◆ WHAT TO PRODUCE
Copy every line of the data that includes the string "Intel".
══════════════════════════════
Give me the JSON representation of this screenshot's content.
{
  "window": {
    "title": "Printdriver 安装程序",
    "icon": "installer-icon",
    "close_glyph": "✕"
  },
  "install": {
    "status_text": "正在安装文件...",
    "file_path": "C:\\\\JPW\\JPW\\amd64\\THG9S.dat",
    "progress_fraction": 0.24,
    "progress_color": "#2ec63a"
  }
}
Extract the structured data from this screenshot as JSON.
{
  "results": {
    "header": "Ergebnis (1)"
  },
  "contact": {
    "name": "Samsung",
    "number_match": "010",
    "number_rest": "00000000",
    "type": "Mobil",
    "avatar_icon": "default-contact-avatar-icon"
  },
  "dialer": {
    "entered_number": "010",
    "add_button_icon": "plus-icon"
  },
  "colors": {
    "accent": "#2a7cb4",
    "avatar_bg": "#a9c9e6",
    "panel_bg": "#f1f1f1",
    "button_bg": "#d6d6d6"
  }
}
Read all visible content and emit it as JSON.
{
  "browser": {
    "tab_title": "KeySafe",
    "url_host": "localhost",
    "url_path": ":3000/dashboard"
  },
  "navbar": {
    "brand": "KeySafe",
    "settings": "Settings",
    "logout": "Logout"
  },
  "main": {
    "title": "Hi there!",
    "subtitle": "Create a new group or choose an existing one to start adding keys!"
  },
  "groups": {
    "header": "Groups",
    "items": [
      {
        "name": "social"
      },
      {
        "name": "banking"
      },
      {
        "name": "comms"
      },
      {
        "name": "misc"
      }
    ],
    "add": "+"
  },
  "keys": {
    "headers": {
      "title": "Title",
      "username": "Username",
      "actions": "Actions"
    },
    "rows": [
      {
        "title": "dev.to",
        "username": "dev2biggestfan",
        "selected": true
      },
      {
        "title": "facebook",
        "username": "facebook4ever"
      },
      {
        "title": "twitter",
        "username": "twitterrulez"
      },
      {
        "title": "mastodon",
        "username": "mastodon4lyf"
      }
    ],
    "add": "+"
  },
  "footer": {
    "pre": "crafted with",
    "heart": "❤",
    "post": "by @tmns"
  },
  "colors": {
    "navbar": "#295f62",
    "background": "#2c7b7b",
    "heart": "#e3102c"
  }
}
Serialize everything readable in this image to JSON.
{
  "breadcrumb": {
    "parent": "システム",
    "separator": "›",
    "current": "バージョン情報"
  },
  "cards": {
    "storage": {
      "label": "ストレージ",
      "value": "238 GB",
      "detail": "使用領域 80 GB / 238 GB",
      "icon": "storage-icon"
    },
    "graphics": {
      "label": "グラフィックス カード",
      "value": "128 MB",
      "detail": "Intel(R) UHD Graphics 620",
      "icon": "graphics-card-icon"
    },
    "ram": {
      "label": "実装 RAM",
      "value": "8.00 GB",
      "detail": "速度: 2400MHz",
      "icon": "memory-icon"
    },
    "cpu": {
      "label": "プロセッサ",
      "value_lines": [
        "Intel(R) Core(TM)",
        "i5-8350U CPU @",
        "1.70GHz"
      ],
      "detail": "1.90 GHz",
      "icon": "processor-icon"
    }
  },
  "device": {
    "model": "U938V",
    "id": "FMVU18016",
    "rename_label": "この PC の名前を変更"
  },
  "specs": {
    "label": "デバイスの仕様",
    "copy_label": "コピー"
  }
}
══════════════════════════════
◆ REPLY TO THE TASK
      "detail": "Intel(R) UHD Graphics 620",
        "Intel(R) Core(TM)",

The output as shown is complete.